She also recently had a bad review on her work, so I think she was feeling pretty bummed about that. And I can’t stop telling people enough how much I love my bad reviews. That is, bad reviews that actually have some legit feedback and go beyond the “U suck” type comment. Those kinds of bad reviews, I just roll my eyes at. But the bad reviews that have legit feedback can sting. I remember I received my first (and I think only?) 1-star review for THE CHOSEN that came out shortly after I first self-published it back in 2011. The novel was a mess, editorically speaking. Here’s a portion of what they said:
…there were some words that were used incorrectly – the merpeople eat mussels, not muscles, and light covers someone, it doesn’t covet them. Lastly, there were many sentences that were structurally incorrect or just not quite right, and there was an overuse of commas. All of these issues could have been solved had she had someone carefully read through the manuscript before it was published.
I remember crying and being very melodramatic about it. “I’m never going to write again!” “I”m a horrible person!” “WHAT WAS I THINKING OF PUTTING THIS OUT IN THE WORLD?!” And after whining and a lot of ice cream eating later, I realized that this person, this wonderful, wonderful person wasn’t out to hurt me. They were trying to HELP me. If I had stopped reading and picking through all the negative stuff they said in her review, I would have focused on the fact that they mentioned they were sort of invested in my characters by the time they reached the end of the book.
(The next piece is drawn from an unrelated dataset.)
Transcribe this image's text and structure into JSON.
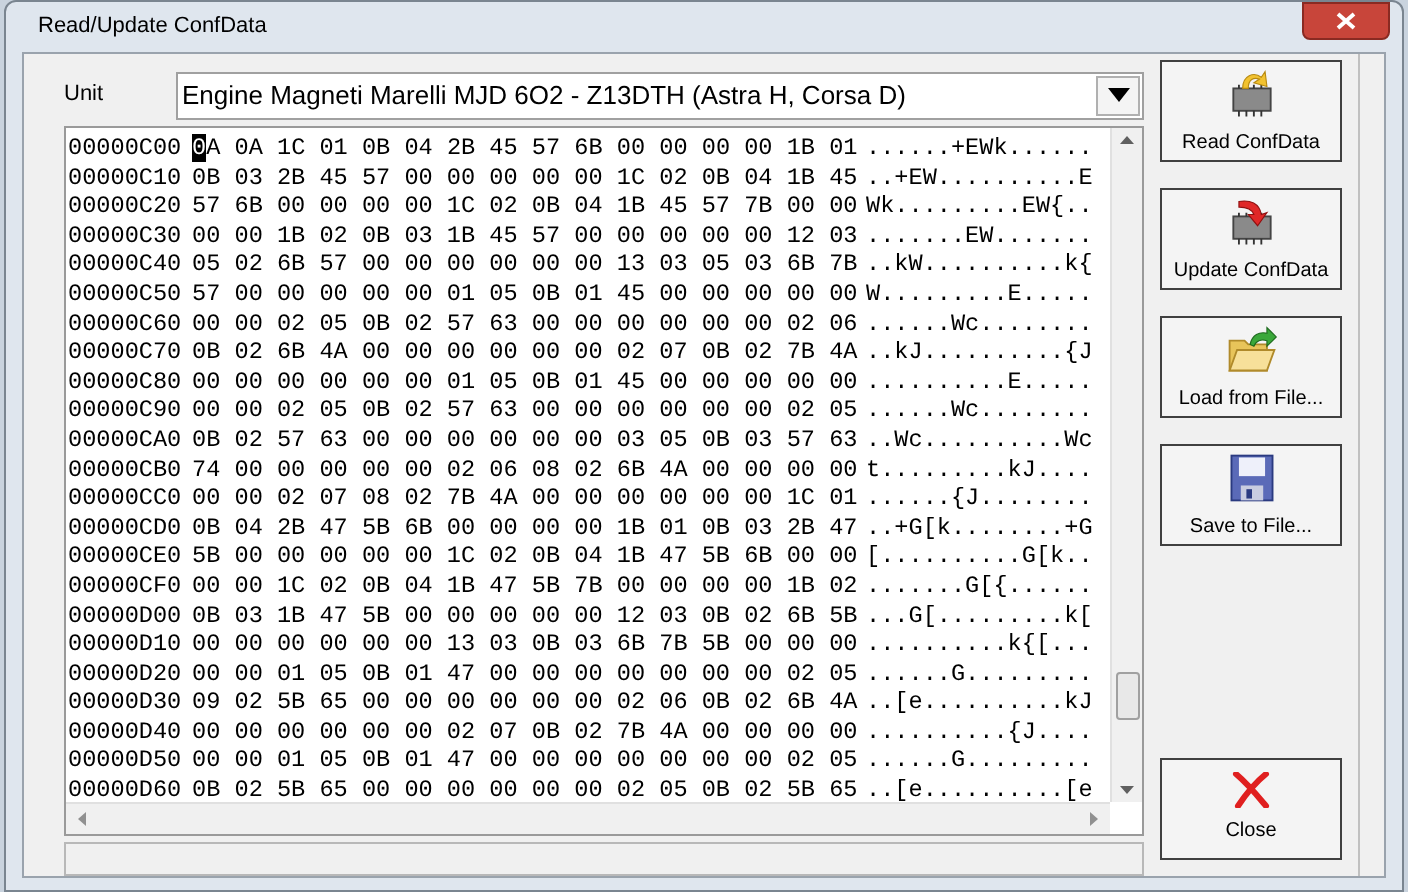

And that’s a big deal. So I brushed myself off and really focused on editing. I focused so much editing and became so much better at it, in fact, that I’ve recently had a few people compliment me on my editing which feels really relieving. It’s nice to know I’m moving in the right direction.
Also: I feel lame because I totally forgot to ask her her name. So hey, if you’re the girl I talked to at the author fair and you’re reading this, send me an email if you have any other writing questions! And tell me your name!
Actually: anyone who has a writing question can send me questions either in the comments or though my contact form. I love answering them!